1. Experience in your specific project
Whichever nearshore firm you choose should not only tout extensive technology expertise but experience in your specific project and industry. For example, a firm that has helped another insurance firm deploy predictive AI to address customer churn can apply lessons learned and best practices to help you reach the finish line faster with fewer glitches.
2. Compatibility is paramount to success
While asking for the credentials, expertise, and certifications of each team member involved in your project is important, it’s equally important that they have the same work ethic, work style, and corporate culture as your own.
3. Seamless integration with an existing team
Often, outsourcing options are explored only after digital transformation projects have been initiated internally and found to be lacking the required resources. It’s important to understand how quickly each new team member can ramp up and blend seamlessly into your existing team with minimal disruption.
4. Quality digital transformation projects from design through development
Your nearshore partner should be able to provide you with the full lifecycle of services – from designing a solution that will meet real needs to development and deployment of the solution. Switching from different firms to provide each stage can not only lengthen the duration of the project because of technical transfer, but it also creates disconnected projects that can cost much more than if accomplished by one firm.

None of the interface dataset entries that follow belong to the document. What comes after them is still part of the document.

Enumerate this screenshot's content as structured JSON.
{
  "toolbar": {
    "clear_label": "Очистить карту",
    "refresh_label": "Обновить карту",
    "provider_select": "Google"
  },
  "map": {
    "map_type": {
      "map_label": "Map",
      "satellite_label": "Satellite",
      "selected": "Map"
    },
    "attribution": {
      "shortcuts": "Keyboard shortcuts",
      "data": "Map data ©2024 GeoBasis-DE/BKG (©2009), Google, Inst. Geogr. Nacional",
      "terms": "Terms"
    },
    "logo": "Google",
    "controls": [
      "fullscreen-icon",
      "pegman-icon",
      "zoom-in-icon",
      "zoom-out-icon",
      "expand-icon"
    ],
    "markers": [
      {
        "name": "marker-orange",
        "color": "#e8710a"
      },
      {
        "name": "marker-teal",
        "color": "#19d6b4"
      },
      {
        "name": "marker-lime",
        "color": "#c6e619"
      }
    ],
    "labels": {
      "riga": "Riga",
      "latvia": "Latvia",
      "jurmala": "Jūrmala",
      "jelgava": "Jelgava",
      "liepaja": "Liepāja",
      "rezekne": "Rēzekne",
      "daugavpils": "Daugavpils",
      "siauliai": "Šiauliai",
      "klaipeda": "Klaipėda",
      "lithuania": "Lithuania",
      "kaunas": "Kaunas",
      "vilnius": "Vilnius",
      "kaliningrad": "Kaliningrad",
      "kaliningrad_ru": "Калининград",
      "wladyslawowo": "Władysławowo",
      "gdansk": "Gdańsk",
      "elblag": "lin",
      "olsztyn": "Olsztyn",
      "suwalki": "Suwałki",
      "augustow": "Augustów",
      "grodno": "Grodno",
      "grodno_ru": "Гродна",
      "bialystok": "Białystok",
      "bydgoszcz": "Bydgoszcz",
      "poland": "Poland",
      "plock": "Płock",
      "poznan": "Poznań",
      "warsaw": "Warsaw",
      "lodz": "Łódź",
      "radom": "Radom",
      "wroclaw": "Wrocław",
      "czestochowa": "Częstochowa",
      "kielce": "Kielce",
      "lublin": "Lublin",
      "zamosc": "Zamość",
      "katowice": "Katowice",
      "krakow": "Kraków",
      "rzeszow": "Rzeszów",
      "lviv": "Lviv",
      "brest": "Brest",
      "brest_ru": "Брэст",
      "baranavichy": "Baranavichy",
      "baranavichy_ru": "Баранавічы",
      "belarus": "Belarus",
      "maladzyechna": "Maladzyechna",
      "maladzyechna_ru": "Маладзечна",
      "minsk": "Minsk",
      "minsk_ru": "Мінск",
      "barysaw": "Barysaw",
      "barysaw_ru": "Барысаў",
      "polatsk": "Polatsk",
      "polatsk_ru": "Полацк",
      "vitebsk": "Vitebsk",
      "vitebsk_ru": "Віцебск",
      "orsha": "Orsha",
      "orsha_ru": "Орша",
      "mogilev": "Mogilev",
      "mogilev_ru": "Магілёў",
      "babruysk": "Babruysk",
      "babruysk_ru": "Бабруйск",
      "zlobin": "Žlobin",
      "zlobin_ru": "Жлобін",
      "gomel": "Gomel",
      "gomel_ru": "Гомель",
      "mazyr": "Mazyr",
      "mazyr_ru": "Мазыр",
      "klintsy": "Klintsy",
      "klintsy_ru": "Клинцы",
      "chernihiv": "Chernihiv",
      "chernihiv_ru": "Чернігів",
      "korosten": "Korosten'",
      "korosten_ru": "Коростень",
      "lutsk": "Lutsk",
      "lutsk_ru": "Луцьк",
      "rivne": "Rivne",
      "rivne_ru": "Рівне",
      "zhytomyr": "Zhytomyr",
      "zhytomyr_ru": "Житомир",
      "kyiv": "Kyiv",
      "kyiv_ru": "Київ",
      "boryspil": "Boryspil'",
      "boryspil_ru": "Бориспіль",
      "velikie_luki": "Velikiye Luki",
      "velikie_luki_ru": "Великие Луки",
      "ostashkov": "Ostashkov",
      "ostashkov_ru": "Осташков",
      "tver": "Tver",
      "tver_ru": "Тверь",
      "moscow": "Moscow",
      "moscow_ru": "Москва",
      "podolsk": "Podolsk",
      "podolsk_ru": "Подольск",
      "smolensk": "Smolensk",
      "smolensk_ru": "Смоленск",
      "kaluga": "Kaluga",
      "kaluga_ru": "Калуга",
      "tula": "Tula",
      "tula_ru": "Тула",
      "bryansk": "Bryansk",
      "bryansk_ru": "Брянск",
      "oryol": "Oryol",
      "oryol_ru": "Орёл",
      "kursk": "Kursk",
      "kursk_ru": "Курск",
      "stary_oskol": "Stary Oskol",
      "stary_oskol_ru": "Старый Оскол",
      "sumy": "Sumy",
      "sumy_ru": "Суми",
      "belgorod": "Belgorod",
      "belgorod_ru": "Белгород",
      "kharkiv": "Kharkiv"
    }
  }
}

Outsourcing and nearshoring projects is becoming the fastest route to success for today’s businesses given the great worker resignation and the tech talent shortage. With careful planning, the lines between remote and internal staff and outsourced partners will blur and simply become a unified team working toward a common destination – successful business outcomes. Request a FREE e-book on Third Wave Outsourcing and see how global top talents can ensure success in your nearshore outsourcing experiences.